“First, you need to back up your iCloud data,” Vaughan-Nichols writes. “Yes, I know Apple’s idea was you could use iCloud to back up your Apple device data, and that’s fine, but it’s iCloud itself we’re worried about today.”

“The only problem here is that iTunes doesn’t back everything up. For example, it won’t back up your Apple Pay information and settings, photos already on iCloud, or purchased iTunes and App Stores content. So, to be safe you really must change and secure your password,” Vaughan-Nichols writes. “Then, you’re going to want to add another layer of protection: Two-factor authentication (2FA). Apple’s 2FA is clunky, but it still does a great job of protecting your account.”

Read more in the full article here.

MacDailyNews Take: Good advice. Better safe than sorry!

Use two-factor verification for Apple ID to keep your personal information as secure as possible.
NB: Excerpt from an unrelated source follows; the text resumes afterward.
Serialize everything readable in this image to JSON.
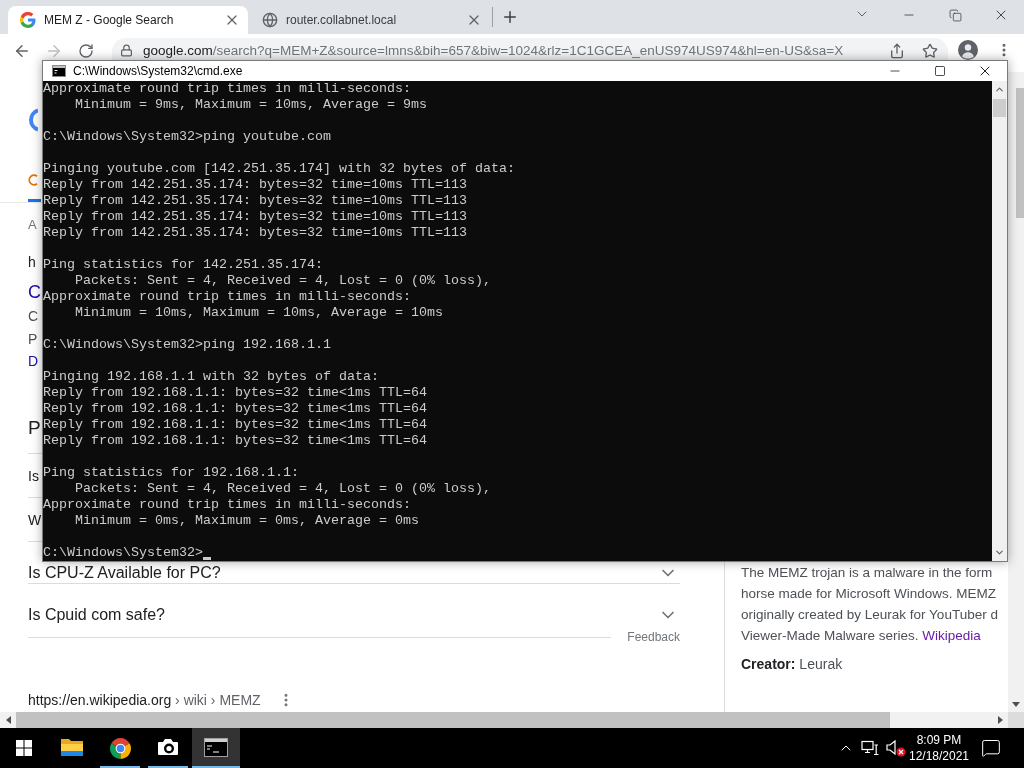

More info here.

Always use unique passwords and use Apple’s Keychain Access and iCloud Keychain to create and manage them. When used properly, it works like a dream.

SEE ALSO:
Apple: ‘Turkish Crime Family’ hackers did not breach iCloud, usernames and passwords likely obtained from compromised third-parties – March 23, 2017
Hackers threaten to wipe millions of iPhones and iCloud accounts if Apple doesn’t pay up by April 7th – March 22, 2017
Yahoo discloses ‘largest hack of all time,’ says hackers stole data from over one billion users – December 15, 2016
Windows to blame for Home Depot’s gigantic security breach; senior executives given new MacBooks and iPhones – November 10, 2014
Target debacle: Retailer now says 70 million people hit in massive data breach – January 10, 2014
Report: 6.5 million LinkedIn passwords stolen – June 6, 2012